More children arrived on the playground, but R didn’t spy Sonia. Soon the bell rang, and the school day began. I kissed R and G good-bye, wondering about the magical world Sonia had in store for my son. I concluded that, for my first grader, the magical world was unlikely to be a euphemism for that anything that would cause me to worry. (Had he been a teenager, I may have though differently.)


He may be a seven-year-old now, but once upon a time, he was my baby.

“I believe in magic.”

I thought about his statement all day. How powerful his belief was. And, how fragile. When would he no longer believe? Or, would he hold onto that feeling for many years to come? Perhaps, as we age, we see magic differently. No longer do we pine for the Tooth Fairy and Santa Claus, choosing to find wonder differently: in a loved one or in a stunning sunset, in a chance meeting or in unexpected good news, in a sparkling waterfall or in a baby’s first steps.

Later that day, when we reunited after full days of school and work, I asked R how the trip through the magic portal had gone.

“Oh, it was nothing,” he explained, his eyes downcast. “She just had me walk around a tree 22 times. And nothing happened!”

I bit my lip from laughing. This was likely not the last time he’d misunderstand a girl.

“Sorry, love.”

He shrugged and went off to play with his Legos, not mentioning it again.

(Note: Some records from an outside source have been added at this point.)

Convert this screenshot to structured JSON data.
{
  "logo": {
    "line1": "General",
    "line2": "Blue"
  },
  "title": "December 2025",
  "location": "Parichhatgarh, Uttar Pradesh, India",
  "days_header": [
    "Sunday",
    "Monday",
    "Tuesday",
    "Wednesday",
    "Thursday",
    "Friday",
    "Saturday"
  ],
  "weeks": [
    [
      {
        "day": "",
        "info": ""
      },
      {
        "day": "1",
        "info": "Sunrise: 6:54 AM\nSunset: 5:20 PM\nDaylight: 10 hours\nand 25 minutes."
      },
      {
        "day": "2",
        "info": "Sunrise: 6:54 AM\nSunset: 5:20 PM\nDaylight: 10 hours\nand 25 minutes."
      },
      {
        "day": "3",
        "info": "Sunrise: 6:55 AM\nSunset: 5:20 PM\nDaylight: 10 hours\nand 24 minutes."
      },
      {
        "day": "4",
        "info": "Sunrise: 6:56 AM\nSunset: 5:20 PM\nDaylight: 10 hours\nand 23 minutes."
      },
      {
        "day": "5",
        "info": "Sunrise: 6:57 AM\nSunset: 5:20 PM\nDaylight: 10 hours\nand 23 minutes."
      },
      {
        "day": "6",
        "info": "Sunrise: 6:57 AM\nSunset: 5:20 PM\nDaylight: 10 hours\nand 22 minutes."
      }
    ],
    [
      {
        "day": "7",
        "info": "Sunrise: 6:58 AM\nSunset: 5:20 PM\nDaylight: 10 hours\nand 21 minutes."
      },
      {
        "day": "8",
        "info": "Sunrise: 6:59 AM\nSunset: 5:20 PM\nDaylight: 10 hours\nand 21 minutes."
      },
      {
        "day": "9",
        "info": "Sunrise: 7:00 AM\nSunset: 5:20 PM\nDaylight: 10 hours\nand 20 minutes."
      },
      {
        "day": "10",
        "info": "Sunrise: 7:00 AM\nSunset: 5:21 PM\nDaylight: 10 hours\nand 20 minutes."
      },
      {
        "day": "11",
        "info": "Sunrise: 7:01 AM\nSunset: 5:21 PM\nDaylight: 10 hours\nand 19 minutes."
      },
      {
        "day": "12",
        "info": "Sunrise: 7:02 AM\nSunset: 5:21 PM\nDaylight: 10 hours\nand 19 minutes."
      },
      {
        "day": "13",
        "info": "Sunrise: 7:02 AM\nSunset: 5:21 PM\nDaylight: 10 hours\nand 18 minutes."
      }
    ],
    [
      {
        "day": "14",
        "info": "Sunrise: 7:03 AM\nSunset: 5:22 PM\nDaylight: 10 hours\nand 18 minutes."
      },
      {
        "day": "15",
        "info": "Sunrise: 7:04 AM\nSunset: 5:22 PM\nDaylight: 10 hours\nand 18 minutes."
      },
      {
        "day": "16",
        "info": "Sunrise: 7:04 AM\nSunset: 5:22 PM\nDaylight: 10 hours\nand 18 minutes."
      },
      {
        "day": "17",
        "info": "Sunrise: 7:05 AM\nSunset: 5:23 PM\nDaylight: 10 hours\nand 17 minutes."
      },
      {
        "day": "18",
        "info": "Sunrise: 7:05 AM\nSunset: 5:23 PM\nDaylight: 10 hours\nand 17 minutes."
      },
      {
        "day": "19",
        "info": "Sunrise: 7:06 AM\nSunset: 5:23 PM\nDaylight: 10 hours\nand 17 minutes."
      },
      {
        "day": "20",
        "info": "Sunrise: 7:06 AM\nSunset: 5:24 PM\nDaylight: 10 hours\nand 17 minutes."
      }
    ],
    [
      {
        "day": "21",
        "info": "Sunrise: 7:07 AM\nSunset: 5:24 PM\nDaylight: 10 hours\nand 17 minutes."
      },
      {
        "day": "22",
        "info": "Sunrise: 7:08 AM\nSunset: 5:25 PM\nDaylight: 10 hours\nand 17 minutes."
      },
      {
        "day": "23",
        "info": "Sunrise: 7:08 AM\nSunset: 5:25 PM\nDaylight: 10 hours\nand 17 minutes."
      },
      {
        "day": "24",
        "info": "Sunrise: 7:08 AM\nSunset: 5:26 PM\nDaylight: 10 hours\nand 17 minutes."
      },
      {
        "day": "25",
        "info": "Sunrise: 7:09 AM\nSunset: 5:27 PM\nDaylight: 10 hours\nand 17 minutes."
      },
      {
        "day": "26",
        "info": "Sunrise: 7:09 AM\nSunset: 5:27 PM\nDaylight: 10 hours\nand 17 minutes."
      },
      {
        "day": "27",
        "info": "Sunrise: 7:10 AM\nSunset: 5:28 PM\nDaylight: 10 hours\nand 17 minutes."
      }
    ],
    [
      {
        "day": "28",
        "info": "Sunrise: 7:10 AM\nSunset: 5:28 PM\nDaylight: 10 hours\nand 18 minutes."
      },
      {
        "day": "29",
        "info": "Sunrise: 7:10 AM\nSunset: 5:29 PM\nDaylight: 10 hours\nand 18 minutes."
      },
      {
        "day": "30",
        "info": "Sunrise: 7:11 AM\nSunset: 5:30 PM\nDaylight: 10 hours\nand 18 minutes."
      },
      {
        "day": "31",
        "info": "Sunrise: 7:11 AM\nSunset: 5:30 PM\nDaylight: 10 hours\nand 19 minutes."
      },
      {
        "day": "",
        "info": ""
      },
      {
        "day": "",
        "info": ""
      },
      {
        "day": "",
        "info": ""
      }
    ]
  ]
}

For him, magic may be around the tree, but for me, R and his sister are my magic, my wonder. It’s times like the passing of their birthdays when I am struck by that realization and try to pause to remember it, keeping in mind that I, too, believe in magic.